EXERCISE REQUIREMENTS:
Each entry below must be written out exactly, with pictures left out.
━━━ RECORDS
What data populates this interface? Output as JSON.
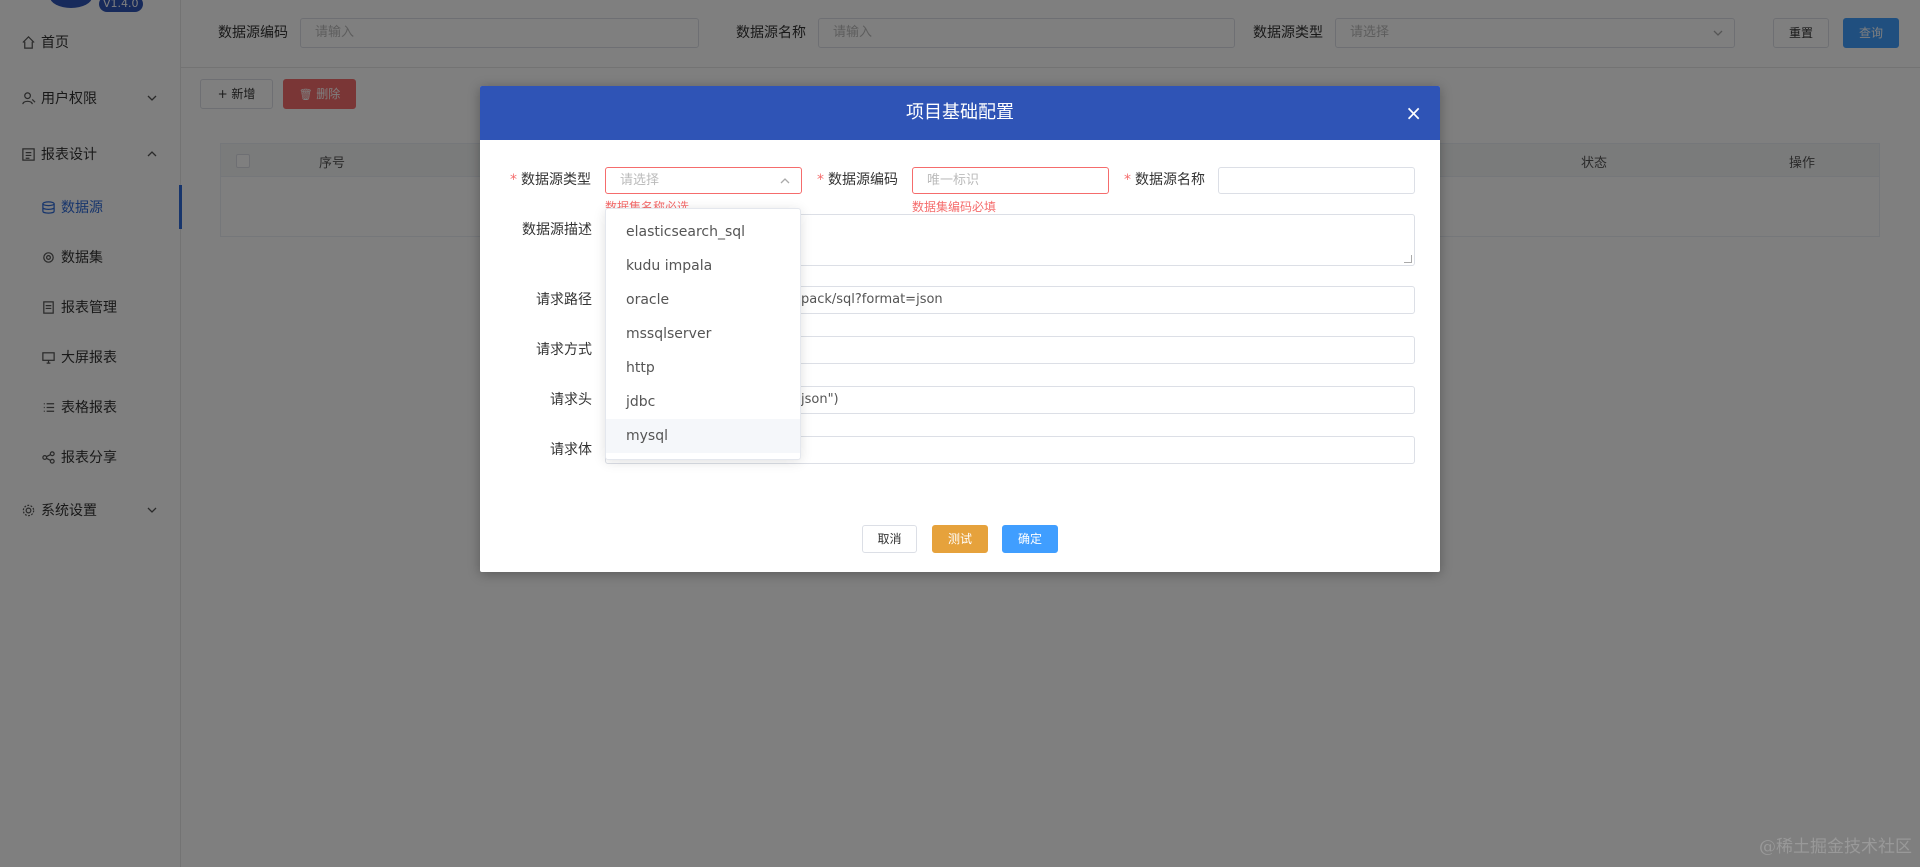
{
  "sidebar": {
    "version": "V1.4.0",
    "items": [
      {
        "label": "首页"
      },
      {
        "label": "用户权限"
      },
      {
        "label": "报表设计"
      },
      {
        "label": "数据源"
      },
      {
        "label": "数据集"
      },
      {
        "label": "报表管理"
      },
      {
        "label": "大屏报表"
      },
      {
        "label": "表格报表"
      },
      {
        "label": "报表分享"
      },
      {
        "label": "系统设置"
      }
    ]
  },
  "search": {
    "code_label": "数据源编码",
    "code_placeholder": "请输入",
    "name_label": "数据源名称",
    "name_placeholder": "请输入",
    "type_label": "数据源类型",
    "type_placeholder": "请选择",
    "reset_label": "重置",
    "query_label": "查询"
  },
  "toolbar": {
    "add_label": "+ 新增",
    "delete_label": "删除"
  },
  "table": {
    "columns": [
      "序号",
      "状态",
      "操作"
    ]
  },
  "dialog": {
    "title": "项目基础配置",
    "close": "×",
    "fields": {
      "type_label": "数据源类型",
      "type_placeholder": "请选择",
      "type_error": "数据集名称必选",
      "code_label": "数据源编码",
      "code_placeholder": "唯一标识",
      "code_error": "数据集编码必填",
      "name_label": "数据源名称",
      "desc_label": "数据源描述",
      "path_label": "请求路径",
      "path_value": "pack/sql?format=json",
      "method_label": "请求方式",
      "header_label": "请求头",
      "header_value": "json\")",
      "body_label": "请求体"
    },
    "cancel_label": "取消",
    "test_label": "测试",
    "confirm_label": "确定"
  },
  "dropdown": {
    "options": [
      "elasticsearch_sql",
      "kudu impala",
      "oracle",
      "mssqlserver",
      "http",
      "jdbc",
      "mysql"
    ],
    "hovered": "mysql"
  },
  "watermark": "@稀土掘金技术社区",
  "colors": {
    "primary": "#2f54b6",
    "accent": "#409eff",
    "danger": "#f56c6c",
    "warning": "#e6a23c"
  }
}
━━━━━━
WRITTEN SOLUTION:
What data populates this interface? Output as JSON.
{
  "sidebar": {
    "version": "V1.4.0",
    "items": [
      {
        "label": "首页"
      },
      {
        "label": "用户权限"
      },
      {
        "label": "报表设计"
      },
      {
        "label": "数据源"
      },
      {
        "label": "数据集"
      },
      {
        "label": "报表管理"
      },
      {
        "label": "大屏报表"
      },
      {
        "label": "表格报表"
      },
      {
        "label": "报表分享"
      },
      {
        "label": "系统设置"
      }
    ]
  },
  "search": {
    "code_label": "数据源编码",
    "code_placeholder": "请输入",
    "name_label": "数据源名称",
    "name_placeholder": "请输入",
    "type_label": "数据源类型",
    "type_placeholder": "请选择",
    "reset_label": "重置",
    "query_label": "查询"
  },
  "toolbar": {
    "add_label": "+ 新增",
    "delete_label": "删除"
  },
  "table": {
    "columns": [
      "序号",
      "状态",
      "操作"
    ]
  },
  "dialog": {
    "title": "项目基础配置",
    "close": "×",
    "fields": {
      "type_label": "数据源类型",
      "type_placeholder": "请选择",
      "type_error": "数据集名称必选",
      "code_label": "数据源编码",
      "code_placeholder": "唯一标识",
      "code_error": "数据集编码必填",
      "name_label": "数据源名称",
      "desc_label": "数据源描述",
      "path_label": "请求路径",
      "path_value": "pack/sql?format=json",
      "method_label": "请求方式",
      "header_label": "请求头",
      "header_value": "json\")",
      "body_label": "请求体"
    },
    "cancel_label": "取消",
    "test_label": "测试",
    "confirm_label": "确定"
  },
  "dropdown": {
    "options": [
      "elasticsearch_sql",
      "kudu impala",
      "oracle",
      "mssqlserver",
      "http",
      "jdbc",
      "mysql"
    ],
    "hovered": "mysql"
  },
  "watermark": "@稀土掘金技术社区",
  "colors": {
    "primary": "#2f54b6",
    "accent": "#409eff",
    "danger": "#f56c6c",
    "warning": "#e6a23c"
  }
}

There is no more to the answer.